Nuclear and particle physicist Kenneth Hicks discusses buckyballs, Spaceship Earth, synergy, and other legacies of Buckminster Fuller.
A sheltered, socially-awkward teen living in a geodesic dome with his Buckminster Fuller-worshiping grandmother becomes friends with a green-haired heart transplant patient who introduces him to punk rock.
Buckminster Fuller was one of the greatest minds of the 20th century who has become an icon of green-living, forward-thinking, and challenging the status quo. Based on the award-winning novel by Peter Bognanni, THE HOUSE OF TOMORROW tells Fuller’s incredible story through two teens hoping to get laid, become punk gods, and survive high school.
Sixteen year old Sebastian has spent most of his life with his Nana (Academy Award-winner Ellen Burstyn) in their geodesic dome where she home schools him on the teachings of her former mentor Buckminster Fuller. But when a stroke sidelines Nana, Sebastian is taken in by a bible-banging single father from the suburbs (Nick Offerman) who is struggling to raise his son Jared: a chain-smoking, porn-obsessed, punk-loving 16-year-old with a heart transplant. A shared desire to escape their respective bubbles leads Sebastian and Jared to form a punk band and soon Sebastian experiences all the sex, drugs, and rock and roll he’d been sheltered from.
About the Speaker
Ken Hicks does research in the area of experimental nuclear/particle physics. Along with his graduate students, he publishes prolifically in this area, where he is a co-author on hundreds of papers in physics research journals. He also does research in pure mathematics, where he has published a few articles in the branch of mathematics called finite fields.

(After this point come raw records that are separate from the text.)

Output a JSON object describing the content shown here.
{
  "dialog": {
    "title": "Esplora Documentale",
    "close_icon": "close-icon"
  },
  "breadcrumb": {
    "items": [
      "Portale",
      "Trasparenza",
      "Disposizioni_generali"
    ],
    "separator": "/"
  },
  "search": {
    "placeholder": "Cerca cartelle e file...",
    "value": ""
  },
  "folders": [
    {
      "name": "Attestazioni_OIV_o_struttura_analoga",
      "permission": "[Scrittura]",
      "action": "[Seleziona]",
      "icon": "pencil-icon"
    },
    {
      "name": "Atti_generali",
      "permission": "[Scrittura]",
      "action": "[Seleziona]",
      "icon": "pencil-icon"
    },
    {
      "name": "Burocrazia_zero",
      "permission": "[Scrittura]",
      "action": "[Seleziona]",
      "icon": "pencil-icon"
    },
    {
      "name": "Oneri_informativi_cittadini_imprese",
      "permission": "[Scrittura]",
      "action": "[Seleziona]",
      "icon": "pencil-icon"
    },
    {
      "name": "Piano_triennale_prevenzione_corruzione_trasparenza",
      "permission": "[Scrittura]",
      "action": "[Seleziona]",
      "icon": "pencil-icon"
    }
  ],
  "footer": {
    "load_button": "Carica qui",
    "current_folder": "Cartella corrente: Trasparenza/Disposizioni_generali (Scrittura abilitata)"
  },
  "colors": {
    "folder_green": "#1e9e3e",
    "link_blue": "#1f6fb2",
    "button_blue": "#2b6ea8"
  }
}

Dr. Hicks is a Fellow of the American Physical Society (APS) and is currently Secretary-Treasurer in the Division of Nuclear Physics of the APS. His primary research interest is the forces between quarks and gluons, which make up strongly-interacting particles like the proton and the neutron. In order to study such small particles, he travels to a national accelerator facility, called Jefferson Lab, located in Virginia. Using beams of high-velocity electrons, which scatter from protons, this acts like an electron-microscope that can peer into the heart of the proton and sheds light on the subatomic interactions of quarks and gluons.